What does tea symbolize in Chinese culture? This question may seem like a silly one, but a look at the tea ritual in China makes it abundantly clear that its meaning can be applied to a great many events and circumstances. Tea, more than any other plant, serves to symbolize the mystery and enlightenment, two of the most important ideals to which the Chinese are devoted.
In Chinese culture, tea itself is treated with respect. Unlike coffee, which is often stirred and decaffeinated, tea has an elegant flavor that is best left to be enjoyed slowly. Tea is served both hot and cold, so that it can be enjoyed by anyone who happens to be sitting by. Tea is also used to facilitate important events in Chinese society, such as funerals and weddings. As part of the ritual, the tea will be served to the guests, which act as a sort of cleansing ceremony, purifying the cup in the name of heaven and good health.

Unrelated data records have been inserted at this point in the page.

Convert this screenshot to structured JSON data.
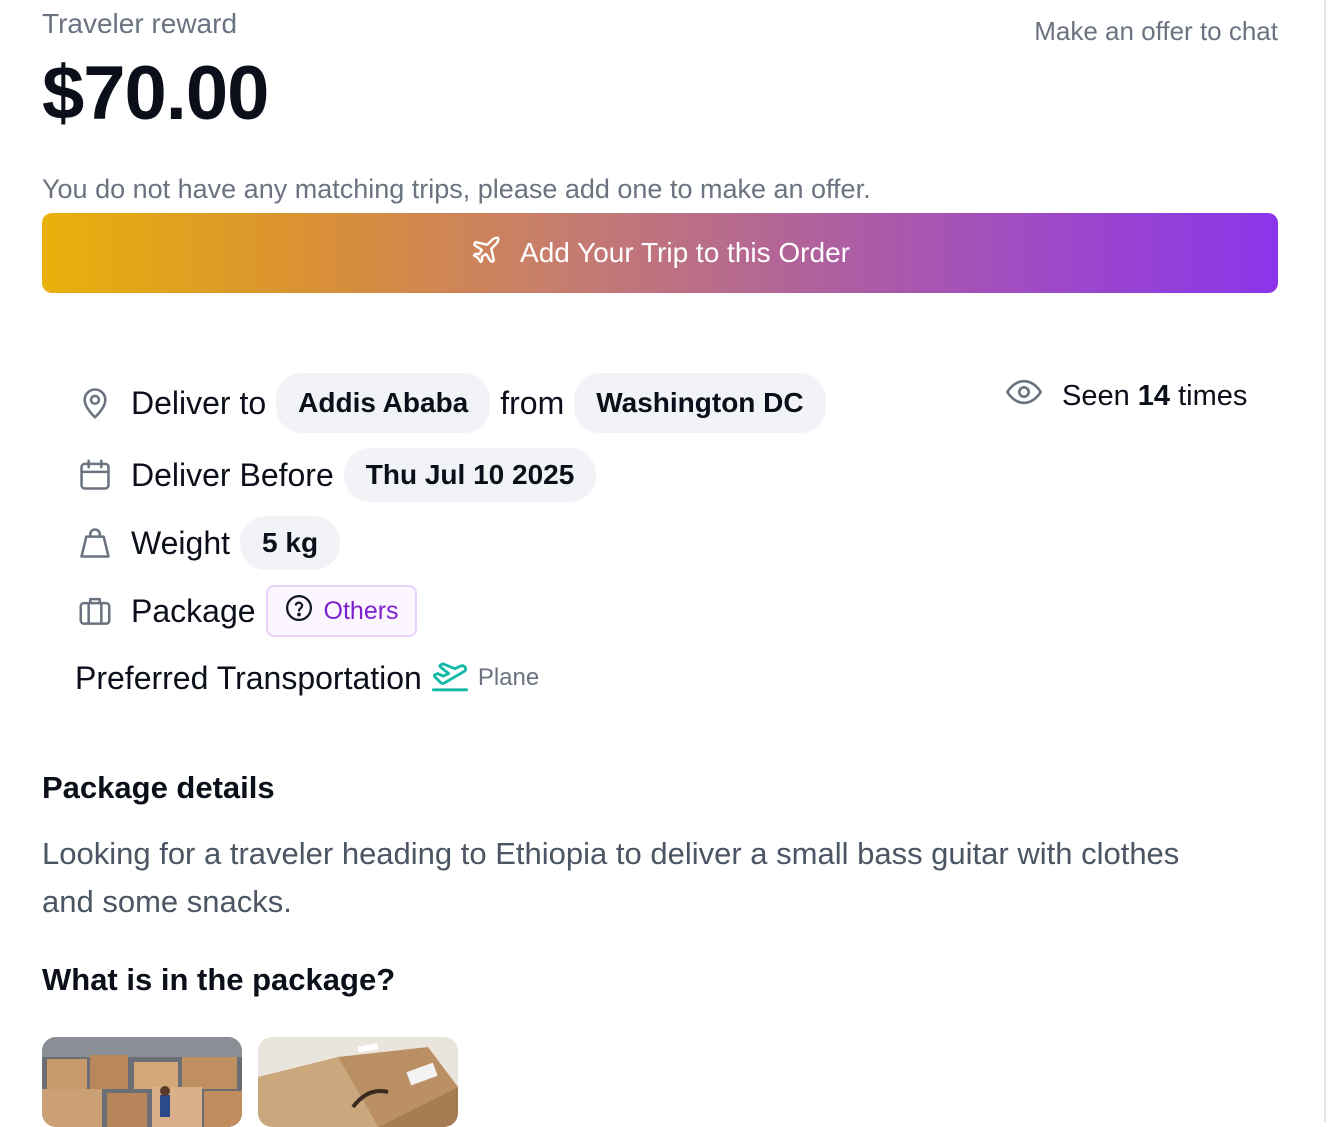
{
  "header": {
    "reward_label": "Traveler reward",
    "reward_amount": "$70.00",
    "offer_chat_link": "Make an offer to chat"
  },
  "notice": "You do not have any matching trips, please add one to make an offer.",
  "add_trip_button": {
    "label": "Add Your Trip to this Order",
    "icon": "plane-icon"
  },
  "delivery": {
    "deliver_to_label": "Deliver to",
    "destination": "Addis Ababa",
    "from_label": "from",
    "origin": "Washington DC",
    "deliver_before_label": "Deliver Before",
    "deliver_before_date": "Thu Jul 10 2025",
    "weight_label": "Weight",
    "weight_value": "5 kg",
    "package_label": "Package",
    "package_type": "Others",
    "transport_label": "Preferred Transportation",
    "transport_mode": "Plane"
  },
  "views": {
    "prefix": "Seen",
    "count": "14",
    "suffix": "times"
  },
  "package_details": {
    "heading": "Package details",
    "text": "Looking for a traveler heading to Ethiopia to deliver a small bass guitar with clothes and some snacks."
  },
  "contents": {
    "heading": "What is in the package?",
    "images": [
      "warehouse-boxes-photo",
      "cardboard-box-photo"
    ]
  },
  "colors": {
    "gradient_start": "#e8b10a",
    "gradient_end": "#8c34ea",
    "others_purple": "#7e22ce",
    "plane_teal": "#14b8a6"
  }
}
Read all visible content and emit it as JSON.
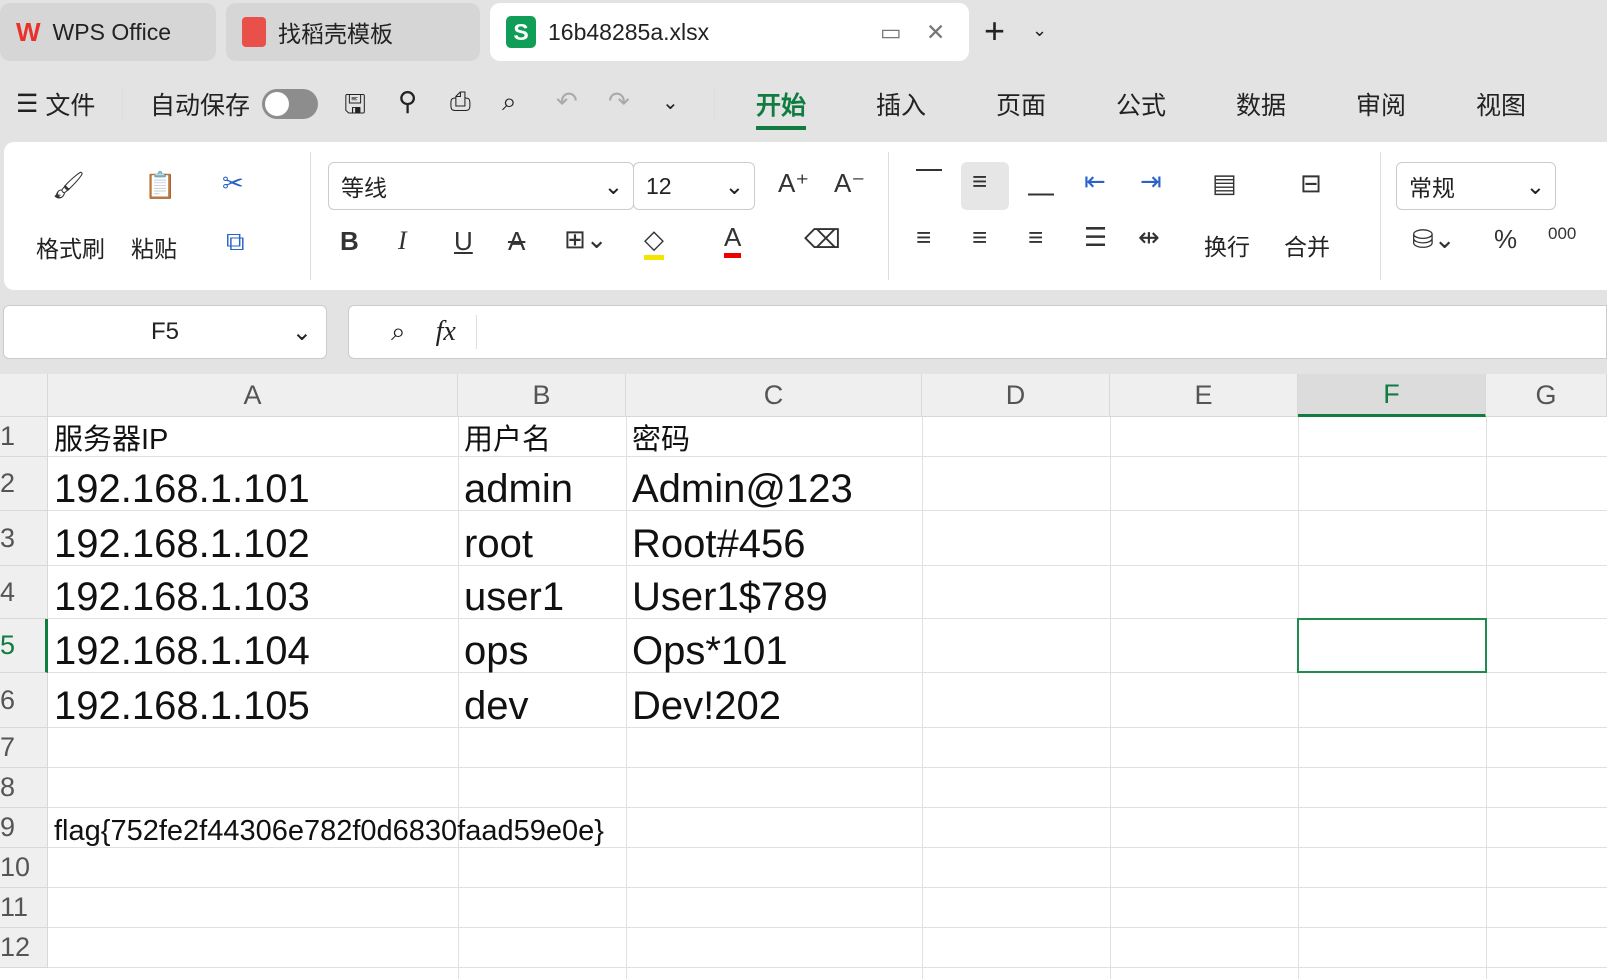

While the specifics of this symbolism vary from one region to another, there are a few basics that are shared by all traditions. The steaming hot tea leaves are often broken into smaller particles to order to make the beverage denser and more bitter, and this practice is thought to be what caused the early Chinese to refer to the China Tea bag as "tea dust". The use of a tea bag is also seen at weddings, when the bride and groom pour boiling water over their tea leaves, a symbolic act of washing away all previous sins. At funerals, where the body is not cremated, the funeral procession carries a basket of tea leaves along with the deceased person's favorite cup of tea, symbolizing a hope of revival and everlasting life.